>> 10.5.0.0/24 <- 24 bit <- this one wins!
>> 
>> Another example: 9.0.0.0/8 vs 10.5.0.0/24
>> 
>> 1) compare the “common” prefix (in this case the common prefix length = 8)
>> 
>> 9.0.0.0/8 == 10.5.0.0/24 -> the common prefix is _not_ equal
>> 
>> 2) lower value takes precedence:
>> 
>> 9.0.0.0 < 10.5.0.0/24
>> 
>> 9.0.0.0/8 wins!
> 
> I'm sorry, but I still don't understand. 9.0.0.0/8 and 10.5.0.0/24 don't
> overlap, shouldn't they both be installed as ACLs? Maybe I don't
> understand when this algorithm is used?

Both are actually installed (but the order is determined). This algorithm is used for sorting the ACL terms. In our case 9.0.0.0/8 will get sorted “above” 10.5.0.0/24. (In case of overlapping prefix the match behaviour is changed to longest prefix-length “first").

Since the arrival-time of the BGP updates is non predictable some sorting is needed to have a consistent order of ACL-terms in the network.

When programming a “sorting” algorithm you usually need a compare function that allows to compare items. In python I think you need to implement __lt__ for classes that you want the built-in sort() to work. The code that I put on github can be easily adopted to be used for sorting “flowspec_nlri” objects.

> 
>>>   Another question, and I realise this is a big ask: Is it possible to
>>>   replace the pseudocode with an actual code example? Pseudo languages
>>>   tend to not follow any specific set of rules and therefor oftentimes
>> 
>> IF the group thinks we shall use this - please carefully analyse the
>> behaviour. I am sure I have hidden some bugs in there and I am sure it
>> is possible to beautify what I came up with (I am not the programmer).
> 
> I think this is a very good direction and I hope the WG sees this as
> path forward too.
> 
> In the I-D I'd leave out the unittest part for the sake of brevity. I'd
> also specify what version of python this code was tested against. And
> of course you can include a link to that github repository in the I-D.
> For other drafts we've taken a similar approach.

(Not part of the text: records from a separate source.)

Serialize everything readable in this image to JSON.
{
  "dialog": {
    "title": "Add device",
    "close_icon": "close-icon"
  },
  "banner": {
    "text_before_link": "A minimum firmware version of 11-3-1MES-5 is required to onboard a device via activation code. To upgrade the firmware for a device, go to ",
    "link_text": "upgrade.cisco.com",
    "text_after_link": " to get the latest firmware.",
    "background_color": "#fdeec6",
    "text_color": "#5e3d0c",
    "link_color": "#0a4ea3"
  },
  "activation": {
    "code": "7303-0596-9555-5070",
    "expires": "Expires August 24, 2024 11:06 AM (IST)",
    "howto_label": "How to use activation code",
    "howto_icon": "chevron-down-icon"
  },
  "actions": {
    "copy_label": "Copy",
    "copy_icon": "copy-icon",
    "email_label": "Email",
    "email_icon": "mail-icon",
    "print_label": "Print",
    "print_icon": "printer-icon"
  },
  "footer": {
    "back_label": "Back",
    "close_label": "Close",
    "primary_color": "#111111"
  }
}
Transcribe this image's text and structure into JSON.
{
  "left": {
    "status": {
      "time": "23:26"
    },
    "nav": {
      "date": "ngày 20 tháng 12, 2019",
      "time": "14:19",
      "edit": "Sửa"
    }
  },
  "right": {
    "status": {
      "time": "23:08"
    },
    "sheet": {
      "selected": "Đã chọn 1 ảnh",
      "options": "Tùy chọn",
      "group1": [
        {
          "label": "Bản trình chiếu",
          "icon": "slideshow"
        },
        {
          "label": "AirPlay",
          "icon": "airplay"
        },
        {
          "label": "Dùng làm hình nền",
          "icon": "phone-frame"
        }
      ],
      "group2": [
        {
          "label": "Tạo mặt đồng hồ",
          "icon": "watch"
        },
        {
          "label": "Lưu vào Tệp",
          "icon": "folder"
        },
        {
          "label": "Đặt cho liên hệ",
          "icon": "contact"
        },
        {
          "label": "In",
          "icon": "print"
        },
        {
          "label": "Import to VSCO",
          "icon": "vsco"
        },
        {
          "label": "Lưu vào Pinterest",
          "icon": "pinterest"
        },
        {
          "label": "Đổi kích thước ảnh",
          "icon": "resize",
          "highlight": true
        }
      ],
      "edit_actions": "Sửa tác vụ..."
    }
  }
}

Can you point me to some I-Ds that use a similar approach - maybe one can learn from that.

Cheers Christoph